*** Opening Entries shown ***
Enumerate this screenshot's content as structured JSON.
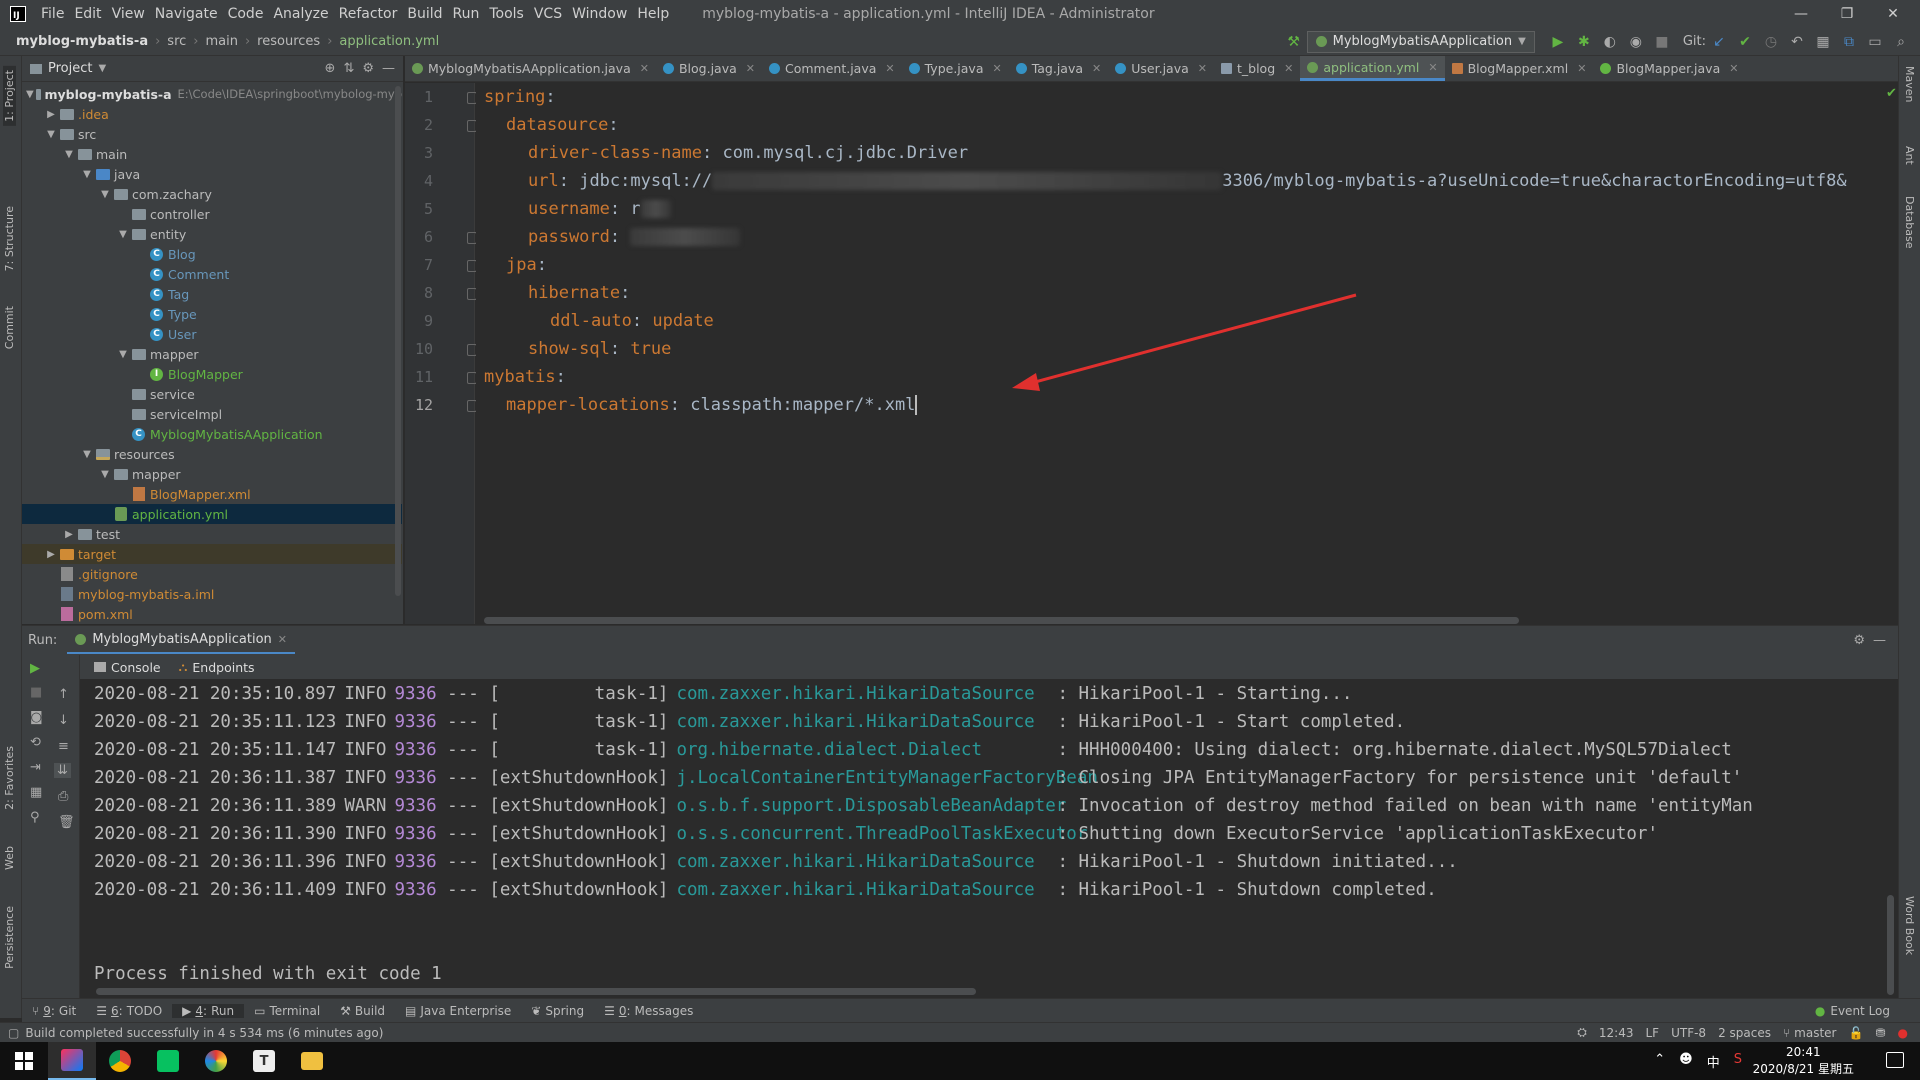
{
  "window": {
    "title": "myblog-mybatis-a - application.yml - IntelliJ IDEA - Administrator",
    "menu": [
      "File",
      "Edit",
      "View",
      "Navigate",
      "Code",
      "Analyze",
      "Refactor",
      "Build",
      "Run",
      "Tools",
      "VCS",
      "Window",
      "Help"
    ]
  },
  "navbar": {
    "crumbs": [
      "myblog-mybatis-a",
      "src",
      "main",
      "resources",
      "application.yml"
    ],
    "run_config": "MyblogMybatisAApplication",
    "git_label": "Git:"
  },
  "left_strip": [
    "1: Project",
    "7: Structure",
    "Commit",
    "2: Favorites",
    "Web",
    "Persistence"
  ],
  "right_strip": [
    "Maven",
    "Ant",
    "Database",
    "Word Book"
  ],
  "project": {
    "header": "Project",
    "tree": [
      {
        "label": "myblog-mybatis-a",
        "hint": "E:\\Code\\IDEA\\springboot\\mybolog-myb",
        "depth": 0,
        "icon": "folder",
        "arrow": "down",
        "bold": true
      },
      {
        "label": ".idea",
        "depth": 1,
        "icon": "folder",
        "arrow": "right",
        "color": "orange"
      },
      {
        "label": "src",
        "depth": 1,
        "icon": "folder",
        "arrow": "down"
      },
      {
        "label": "main",
        "depth": 2,
        "icon": "folder",
        "arrow": "down"
      },
      {
        "label": "java",
        "depth": 3,
        "icon": "folder-src",
        "arrow": "down"
      },
      {
        "label": "com.zachary",
        "depth": 4,
        "icon": "folder",
        "arrow": "down"
      },
      {
        "label": "controller",
        "depth": 5,
        "icon": "folder",
        "arrow": ""
      },
      {
        "label": "entity",
        "depth": 5,
        "icon": "folder",
        "arrow": "down"
      },
      {
        "label": "Blog",
        "depth": 6,
        "icon": "class",
        "arrow": "",
        "color": "blue"
      },
      {
        "label": "Comment",
        "depth": 6,
        "icon": "class",
        "arrow": "",
        "color": "blue"
      },
      {
        "label": "Tag",
        "depth": 6,
        "icon": "class",
        "arrow": "",
        "color": "blue"
      },
      {
        "label": "Type",
        "depth": 6,
        "icon": "class",
        "arrow": "",
        "color": "blue"
      },
      {
        "label": "User",
        "depth": 6,
        "icon": "class",
        "arrow": "",
        "color": "blue"
      },
      {
        "label": "mapper",
        "depth": 5,
        "icon": "folder",
        "arrow": "down"
      },
      {
        "label": "BlogMapper",
        "depth": 6,
        "icon": "interface",
        "arrow": "",
        "color": "green"
      },
      {
        "label": "service",
        "depth": 5,
        "icon": "folder",
        "arrow": ""
      },
      {
        "label": "serviceImpl",
        "depth": 5,
        "icon": "folder",
        "arrow": ""
      },
      {
        "label": "MyblogMybatisAApplication",
        "depth": 5,
        "icon": "class",
        "arrow": "",
        "color": "green"
      },
      {
        "label": "resources",
        "depth": 3,
        "icon": "folder-res",
        "arrow": "down"
      },
      {
        "label": "mapper",
        "depth": 4,
        "icon": "folder",
        "arrow": "down"
      },
      {
        "label": "BlogMapper.xml",
        "depth": 5,
        "icon": "xml",
        "arrow": "",
        "color": "orange"
      },
      {
        "label": "application.yml",
        "depth": 4,
        "icon": "yml",
        "arrow": "",
        "color": "green",
        "selected": true
      },
      {
        "label": "test",
        "depth": 2,
        "icon": "folder",
        "arrow": "right"
      },
      {
        "label": "target",
        "depth": 1,
        "icon": "folder-orange",
        "arrow": "right",
        "color": "orange",
        "highlight": true
      },
      {
        "label": ".gitignore",
        "depth": 1,
        "icon": "git",
        "arrow": "",
        "color": "orange"
      },
      {
        "label": "myblog-mybatis-a.iml",
        "depth": 1,
        "icon": "iml",
        "arrow": "",
        "color": "orange"
      },
      {
        "label": "pom.xml",
        "depth": 1,
        "icon": "pom",
        "arrow": "",
        "color": "orange"
      }
    ]
  },
  "editor_tabs": [
    {
      "label": "MyblogMybatisAApplication.java",
      "icon": "sp"
    },
    {
      "label": "Blog.java",
      "icon": "class"
    },
    {
      "label": "Comment.java",
      "icon": "class"
    },
    {
      "label": "Type.java",
      "icon": "class"
    },
    {
      "label": "Tag.java",
      "icon": "class"
    },
    {
      "label": "User.java",
      "icon": "class"
    },
    {
      "label": "t_blog",
      "icon": "tbl"
    },
    {
      "label": "application.yml",
      "icon": "sp",
      "active": true
    },
    {
      "label": "BlogMapper.xml",
      "icon": "xml"
    },
    {
      "label": "BlogMapper.java",
      "icon": "map"
    }
  ],
  "code": {
    "lines": [
      {
        "n": "1",
        "indent": 0,
        "key": "spring",
        "sep": ":",
        "val": ""
      },
      {
        "n": "2",
        "indent": 1,
        "key": "datasource",
        "sep": ":",
        "val": ""
      },
      {
        "n": "3",
        "indent": 2,
        "key": "driver-class-name",
        "sep": ": ",
        "val": "com.mysql.cj.jdbc.Driver"
      },
      {
        "n": "4",
        "indent": 2,
        "key": "url",
        "sep": ": ",
        "val": "jdbc:mysql://",
        "tail": "3306/myblog-mybatis-a?useUnicode=true&charactorEncoding=utf8&",
        "blur": true
      },
      {
        "n": "5",
        "indent": 2,
        "key": "username",
        "sep": ": ",
        "val": "r",
        "blur": true
      },
      {
        "n": "6",
        "indent": 2,
        "key": "password",
        "sep": ": ",
        "val": "",
        "blur": true
      },
      {
        "n": "7",
        "indent": 1,
        "key": "jpa",
        "sep": ":",
        "val": ""
      },
      {
        "n": "8",
        "indent": 2,
        "key": "hibernate",
        "sep": ":",
        "val": ""
      },
      {
        "n": "9",
        "indent": 3,
        "key": "ddl-auto",
        "sep": ": ",
        "val": "update",
        "kw": true
      },
      {
        "n": "10",
        "indent": 2,
        "key": "show-sql",
        "sep": ": ",
        "val": "true",
        "kw": true
      },
      {
        "n": "11",
        "indent": 0,
        "key": "mybatis",
        "sep": ":",
        "val": ""
      },
      {
        "n": "12",
        "indent": 1,
        "key": "mapper-locations",
        "sep": ": ",
        "val": "classpath:mapper/*.xml",
        "caret": true
      }
    ]
  },
  "run": {
    "label": "Run:",
    "tab": "MyblogMybatisAApplication",
    "subtabs": [
      "Console",
      "Endpoints"
    ],
    "log": [
      {
        "ts": "2020-08-21 20:35:10.897",
        "lvl": "INFO",
        "pid": "9336",
        "thread": "[         task-1]",
        "logger": "com.zaxxer.hikari.HikariDataSource",
        "msg": ": HikariPool-1 - Starting..."
      },
      {
        "ts": "2020-08-21 20:35:11.123",
        "lvl": "INFO",
        "pid": "9336",
        "thread": "[         task-1]",
        "logger": "com.zaxxer.hikari.HikariDataSource",
        "msg": ": HikariPool-1 - Start completed."
      },
      {
        "ts": "2020-08-21 20:35:11.147",
        "lvl": "INFO",
        "pid": "9336",
        "thread": "[         task-1]",
        "logger": "org.hibernate.dialect.Dialect",
        "msg": ": HHH000400: Using dialect: org.hibernate.dialect.MySQL57Dialect"
      },
      {
        "ts": "2020-08-21 20:36:11.387",
        "lvl": "INFO",
        "pid": "9336",
        "thread": "[extShutdownHook]",
        "logger": "j.LocalContainerEntityManagerFactoryBean",
        "msg": ": Closing JPA EntityManagerFactory for persistence unit 'default'"
      },
      {
        "ts": "2020-08-21 20:36:11.389",
        "lvl": "WARN",
        "pid": "9336",
        "thread": "[extShutdownHook]",
        "logger": "o.s.b.f.support.DisposableBeanAdapter",
        "msg": ": Invocation of destroy method failed on bean with name 'entityMan"
      },
      {
        "ts": "2020-08-21 20:36:11.390",
        "lvl": "INFO",
        "pid": "9336",
        "thread": "[extShutdownHook]",
        "logger": "o.s.s.concurrent.ThreadPoolTaskExecutor",
        "msg": ": Shutting down ExecutorService 'applicationTaskExecutor'"
      },
      {
        "ts": "2020-08-21 20:36:11.396",
        "lvl": "INFO",
        "pid": "9336",
        "thread": "[extShutdownHook]",
        "logger": "com.zaxxer.hikari.HikariDataSource",
        "msg": ": HikariPool-1 - Shutdown initiated..."
      },
      {
        "ts": "2020-08-21 20:36:11.409",
        "lvl": "INFO",
        "pid": "9336",
        "thread": "[extShutdownHook]",
        "logger": "com.zaxxer.hikari.HikariDataSource",
        "msg": ": HikariPool-1 - Shutdown completed."
      }
    ],
    "exit": "Process finished with exit code 1"
  },
  "tool_tabs": [
    {
      "num": "9",
      "label": "Git"
    },
    {
      "num": "6",
      "label": "TODO"
    },
    {
      "num": "4",
      "label": "Run"
    },
    {
      "num": "",
      "label": "Terminal"
    },
    {
      "num": "",
      "label": "Build"
    },
    {
      "num": "",
      "label": "Java Enterprise"
    },
    {
      "num": "",
      "label": "Spring"
    },
    {
      "num": "0",
      "label": "Messages"
    }
  ],
  "event_log": "Event Log",
  "status": {
    "message": "Build completed successfully in 4 s 534 ms (6 minutes ago)",
    "position": "12:43",
    "line_sep": "LF",
    "encoding": "UTF-8",
    "indent": "2 spaces",
    "branch": "master"
  },
  "taskbar": {
    "time": "20:41",
    "date": "2020/8/21 星期五",
    "ime": "中"
  },
  "colors": {
    "accent": "#4a88c7",
    "arrow": "#e0302e",
    "editor_bg": "#2b2b2b",
    "panel_bg": "#3c3f41"
  }
}
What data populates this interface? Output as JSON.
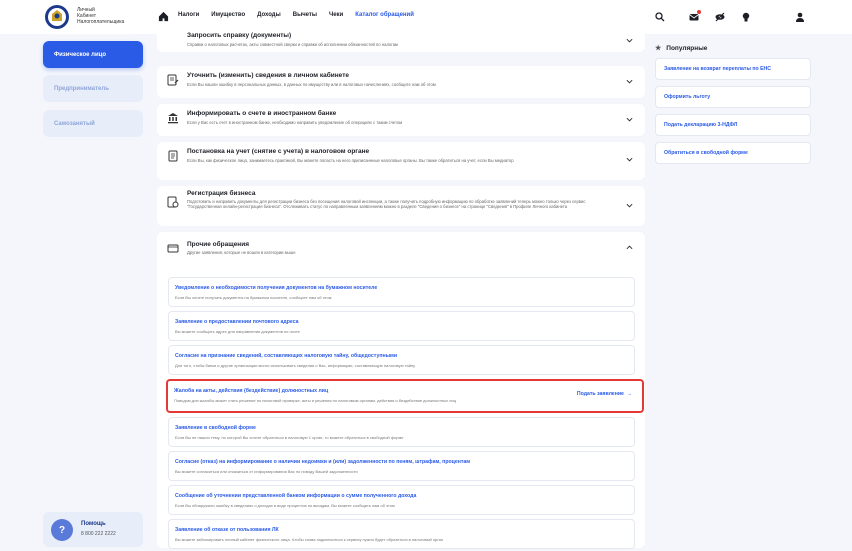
{
  "header": {
    "brand_lines": [
      "Личный",
      "Кабинет",
      "Налогоплательщика"
    ],
    "nav": [
      "Налоги",
      "Имущество",
      "Доходы",
      "Вычеты",
      "Чеки",
      "Каталог обращений"
    ],
    "active_nav_index": 5
  },
  "sidebar": {
    "items": [
      "Физическое лицо",
      "Предприниматель",
      "Самозанятый"
    ],
    "active_index": 0,
    "help_title": "Помощь",
    "help_phone": "8 800 222 2222"
  },
  "cards": [
    {
      "title": "Запросить справку (документы)",
      "desc": "Справки о налоговых расчетах, акты совместной сверки и справки об исполнении обязанностей по налогам"
    },
    {
      "title": "Уточнить (изменить) сведения в личном кабинете",
      "desc": "Если Вы нашли ошибку в персональных данных, в данных по имуществу или в налоговых начислениях, сообщите нам об этом"
    },
    {
      "title": "Информировать о счете в иностранном банке",
      "desc": "Если у Вас есть счет в иностранном банке, необходимо направить уведомление об операциях с таким счетом"
    },
    {
      "title": "Постановка на учет (снятие с учета) в налоговом органе",
      "desc": "Если Вы, как физическое лицо, занимаетесь практикой, Вы можете попасть на него приписаннные налоговые органы. Вы также обратиться на учет, если Вы медиатор"
    },
    {
      "title": "Регистрация бизнеса",
      "desc": "Подготовить и направить документы для регистрации бизнеса без посещения налоговой инспекции, а также получить подробную информацию по обработке заявлений теперь можно только через сервис \"Государственная онлайн-регистрация бизнеса\". Отслеживать статус по направленным заявлениям можно в разделе \"Сведения о бизнесе\" на странице \"Сведения\" в Профиле Личного кабинета"
    }
  ],
  "other": {
    "title": "Прочие обращения",
    "desc": "Другие заявления, которые не вошли в категории выше",
    "items": [
      {
        "title": "Уведомление о необходимости получения документов на бумажном носителе",
        "desc": "Если Вы хотите получать документы на бумажном носителе, сообщите нам об этом"
      },
      {
        "title": "Заявление о предоставлении почтового адреса",
        "desc": "Вы можете сообщить адрес для направления документов по почте"
      },
      {
        "title": "Согласие на признание сведений, составляющих налоговую тайну, общедоступными",
        "desc": "Для того, чтобы банки и другие организации могли использовать сведения о Вас, информацию, составляющую налоговую тайну"
      },
      {
        "title": "Жалоба на акты, действия (бездействие) должностных лиц",
        "desc": "Поводом для жалобы может стать решение по налоговой проверке, акты и решения по налоговым органам, действия и бездействие должностных лиц",
        "action": "Подать заявление"
      },
      {
        "title": "Заявление в свободной форме",
        "desc": "Если Вы не нашли тему, по которой Вы хотите обратиться в налоговую 1 орган, то можете обратиться в свободной форме"
      },
      {
        "title": "Согласие (отказ) на информирование о наличии недоимки и (или) задолженности по пеням, штрафам, процентам",
        "desc": "Вы можете согласиться или отказаться от информирования Вас по поводу Вашей задолженности"
      },
      {
        "title": "Сообщение об уточнении представленной банком информации о сумме полученного дохода",
        "desc": "Если Вы обнаружили ошибку в сведениях о доходах в виде процентов по вкладам, Вы можете сообщить нам об этом"
      },
      {
        "title": "Заявление об отказе от пользования ЛК",
        "desc": "Вы можете заблокировать личный кабинет физического лица. Чтобы снова подключиться к сервису нужно будет обратиться в налоговый орган"
      }
    ],
    "highlight_index": 3
  },
  "popular": {
    "title": "Популярные",
    "items": [
      "Заявление на возврат переплаты по ЕНС",
      "Оформить льготу",
      "Подать декларацию 3-НДФЛ",
      "Обратиться в свободной форме"
    ]
  },
  "colors": {
    "accent": "#2a5be6",
    "highlight": "#e53935"
  }
}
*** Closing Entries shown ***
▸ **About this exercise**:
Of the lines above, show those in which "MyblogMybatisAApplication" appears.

▸ **Solved exercise**:
    "run_config": "MyblogMybatisAApplication",
        "label": "MyblogMybatisAApplication",
      "label": "MyblogMybatisAApplication.java",
    "tab": "MyblogMybatisAApplication",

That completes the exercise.